Exercise directions - An exact copy of the data is required. No picture may appear in it.

Stored dataset items:
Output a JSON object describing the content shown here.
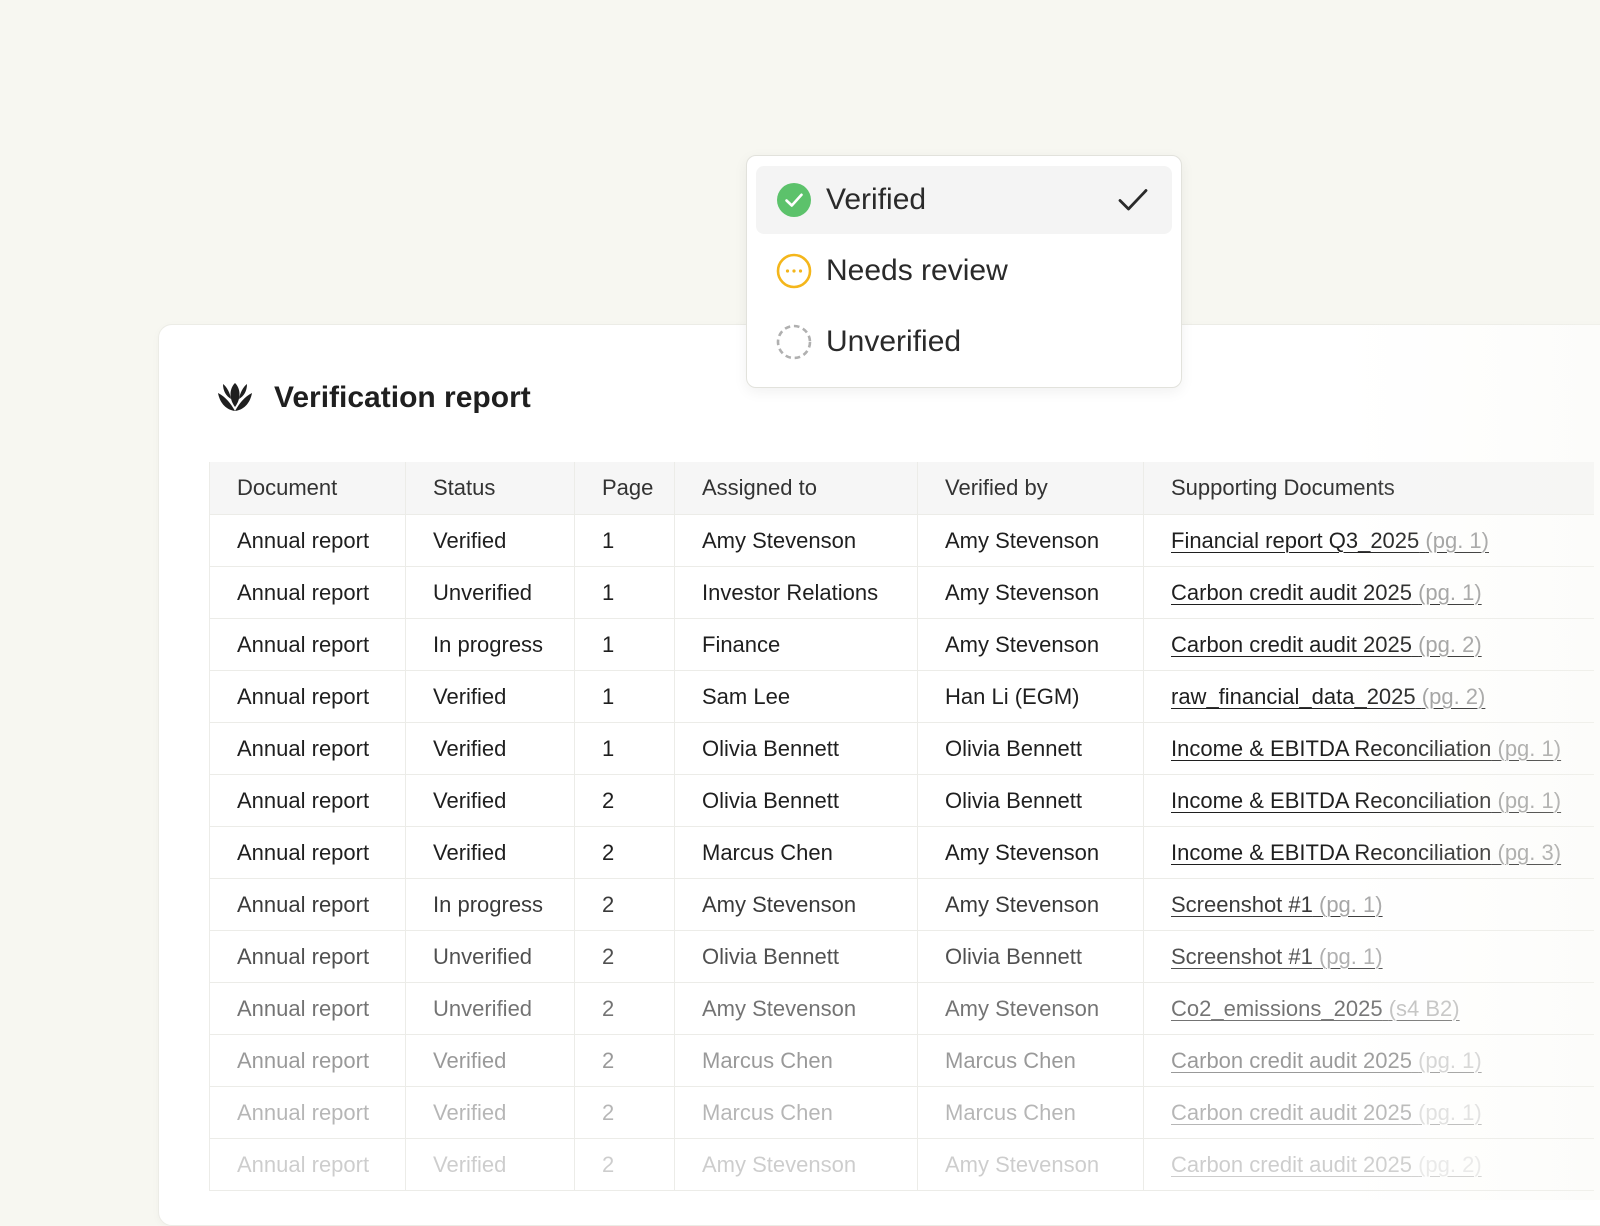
{
  "status_menu": {
    "options": [
      {
        "label": "Verified",
        "icon": "check-circle-icon",
        "color": "#5cc26b",
        "selected": true
      },
      {
        "label": "Needs review",
        "icon": "ellipsis-circle-icon",
        "color": "#f4b61b",
        "selected": false
      },
      {
        "label": "Unverified",
        "icon": "dashed-circle-icon",
        "color": "#b0b0b0",
        "selected": false
      }
    ]
  },
  "report": {
    "title": "Verification report",
    "logo_icon": "lotus-logo-icon",
    "columns": [
      "Document",
      "Status",
      "Page",
      "Assigned to",
      "Verified by",
      "Supporting Documents"
    ],
    "rows": [
      {
        "document": "Annual report",
        "status": "Verified",
        "page": "1",
        "assigned_to": "Amy Stevenson",
        "verified_by": "Amy Stevenson",
        "support_doc": "Financial report Q3_2025",
        "support_ref": "(pg. 1)"
      },
      {
        "document": "Annual report",
        "status": "Unverified",
        "page": "1",
        "assigned_to": "Investor Relations",
        "verified_by": "Amy Stevenson",
        "support_doc": "Carbon credit audit 2025",
        "support_ref": "(pg. 1)"
      },
      {
        "document": "Annual report",
        "status": "In progress",
        "page": "1",
        "assigned_to": "Finance",
        "verified_by": "Amy Stevenson",
        "support_doc": "Carbon credit audit 2025",
        "support_ref": "(pg. 2)"
      },
      {
        "document": "Annual report",
        "status": "Verified",
        "page": "1",
        "assigned_to": "Sam Lee",
        "verified_by": "Han Li (EGM)",
        "support_doc": "raw_financial_data_2025",
        "support_ref": "(pg. 2)"
      },
      {
        "document": "Annual report",
        "status": "Verified",
        "page": "1",
        "assigned_to": "Olivia Bennett",
        "verified_by": "Olivia Bennett",
        "support_doc": "Income & EBITDA Reconciliation",
        "support_ref": "(pg. 1)"
      },
      {
        "document": "Annual report",
        "status": "Verified",
        "page": "2",
        "assigned_to": "Olivia Bennett",
        "verified_by": "Olivia Bennett",
        "support_doc": "Income & EBITDA Reconciliation",
        "support_ref": "(pg. 1)"
      },
      {
        "document": "Annual report",
        "status": "Verified",
        "page": "2",
        "assigned_to": "Marcus Chen",
        "verified_by": "Amy Stevenson",
        "support_doc": "Income & EBITDA Reconciliation",
        "support_ref": "(pg. 3)"
      },
      {
        "document": "Annual report",
        "status": "In progress",
        "page": "2",
        "assigned_to": "Amy Stevenson",
        "verified_by": "Amy Stevenson",
        "support_doc": "Screenshot #1",
        "support_ref": "(pg. 1)"
      },
      {
        "document": "Annual report",
        "status": "Unverified",
        "page": "2",
        "assigned_to": "Olivia Bennett",
        "verified_by": "Olivia Bennett",
        "support_doc": "Screenshot #1",
        "support_ref": "(pg. 1)"
      },
      {
        "document": "Annual report",
        "status": "Unverified",
        "page": "2",
        "assigned_to": "Amy Stevenson",
        "verified_by": "Amy Stevenson",
        "support_doc": "Co2_emissions_2025",
        "support_ref": "(s4 B2)"
      },
      {
        "document": "Annual report",
        "status": "Verified",
        "page": "2",
        "assigned_to": "Marcus Chen",
        "verified_by": "Marcus Chen",
        "support_doc": "Carbon credit audit 2025",
        "support_ref": "(pg. 1)"
      },
      {
        "document": "Annual report",
        "status": "Verified",
        "page": "2",
        "assigned_to": "Marcus Chen",
        "verified_by": "Marcus Chen",
        "support_doc": "Carbon credit audit 2025",
        "support_ref": "(pg. 1)"
      },
      {
        "document": "Annual report",
        "status": "Verified",
        "page": "2",
        "assigned_to": "Amy Stevenson",
        "verified_by": "Amy Stevenson",
        "support_doc": "Carbon credit audit 2025",
        "support_ref": "(pg. 2)"
      }
    ]
  }
}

Answer for this exercise -
Output a JSON object describing the content shown here.
{
  "status_menu": {
    "options": [
      {
        "label": "Verified",
        "icon": "check-circle-icon",
        "color": "#5cc26b",
        "selected": true
      },
      {
        "label": "Needs review",
        "icon": "ellipsis-circle-icon",
        "color": "#f4b61b",
        "selected": false
      },
      {
        "label": "Unverified",
        "icon": "dashed-circle-icon",
        "color": "#b0b0b0",
        "selected": false
      }
    ]
  },
  "report": {
    "title": "Verification report",
    "logo_icon": "lotus-logo-icon",
    "columns": [
      "Document",
      "Status",
      "Page",
      "Assigned to",
      "Verified by",
      "Supporting Documents"
    ],
    "rows": [
      {
        "document": "Annual report",
        "status": "Verified",
        "page": "1",
        "assigned_to": "Amy Stevenson",
        "verified_by": "Amy Stevenson",
        "support_doc": "Financial report Q3_2025",
        "support_ref": "(pg. 1)"
      },
      {
        "document": "Annual report",
        "status": "Unverified",
        "page": "1",
        "assigned_to": "Investor Relations",
        "verified_by": "Amy Stevenson",
        "support_doc": "Carbon credit audit 2025",
        "support_ref": "(pg. 1)"
      },
      {
        "document": "Annual report",
        "status": "In progress",
        "page": "1",
        "assigned_to": "Finance",
        "verified_by": "Amy Stevenson",
        "support_doc": "Carbon credit audit 2025",
        "support_ref": "(pg. 2)"
      },
      {
        "document": "Annual report",
        "status": "Verified",
        "page": "1",
        "assigned_to": "Sam Lee",
        "verified_by": "Han Li (EGM)",
        "support_doc": "raw_financial_data_2025",
        "support_ref": "(pg. 2)"
      },
      {
        "document": "Annual report",
        "status": "Verified",
        "page": "1",
        "assigned_to": "Olivia Bennett",
        "verified_by": "Olivia Bennett",
        "support_doc": "Income & EBITDA Reconciliation",
        "support_ref": "(pg. 1)"
      },
      {
        "document": "Annual report",
        "status": "Verified",
        "page": "2",
        "assigned_to": "Olivia Bennett",
        "verified_by": "Olivia Bennett",
        "support_doc": "Income & EBITDA Reconciliation",
        "support_ref": "(pg. 1)"
      },
      {
        "document": "Annual report",
        "status": "Verified",
        "page": "2",
        "assigned_to": "Marcus Chen",
        "verified_by": "Amy Stevenson",
        "support_doc": "Income & EBITDA Reconciliation",
        "support_ref": "(pg. 3)"
      },
      {
        "document": "Annual report",
        "status": "In progress",
        "page": "2",
        "assigned_to": "Amy Stevenson",
        "verified_by": "Amy Stevenson",
        "support_doc": "Screenshot #1",
        "support_ref": "(pg. 1)"
      },
      {
        "document": "Annual report",
        "status": "Unverified",
        "page": "2",
        "assigned_to": "Olivia Bennett",
        "verified_by": "Olivia Bennett",
        "support_doc": "Screenshot #1",
        "support_ref": "(pg. 1)"
      },
      {
        "document": "Annual report",
        "status": "Unverified",
        "page": "2",
        "assigned_to": "Amy Stevenson",
        "verified_by": "Amy Stevenson",
        "support_doc": "Co2_emissions_2025",
        "support_ref": "(s4 B2)"
      },
      {
        "document": "Annual report",
        "status": "Verified",
        "page": "2",
        "assigned_to": "Marcus Chen",
        "verified_by": "Marcus Chen",
        "support_doc": "Carbon credit audit 2025",
        "support_ref": "(pg. 1)"
      },
      {
        "document": "Annual report",
        "status": "Verified",
        "page": "2",
        "assigned_to": "Marcus Chen",
        "verified_by": "Marcus Chen",
        "support_doc": "Carbon credit audit 2025",
        "support_ref": "(pg. 1)"
      },
      {
        "document": "Annual report",
        "status": "Verified",
        "page": "2",
        "assigned_to": "Amy Stevenson",
        "verified_by": "Amy Stevenson",
        "support_doc": "Carbon credit audit 2025",
        "support_ref": "(pg. 2)"
      }
    ]
  }
}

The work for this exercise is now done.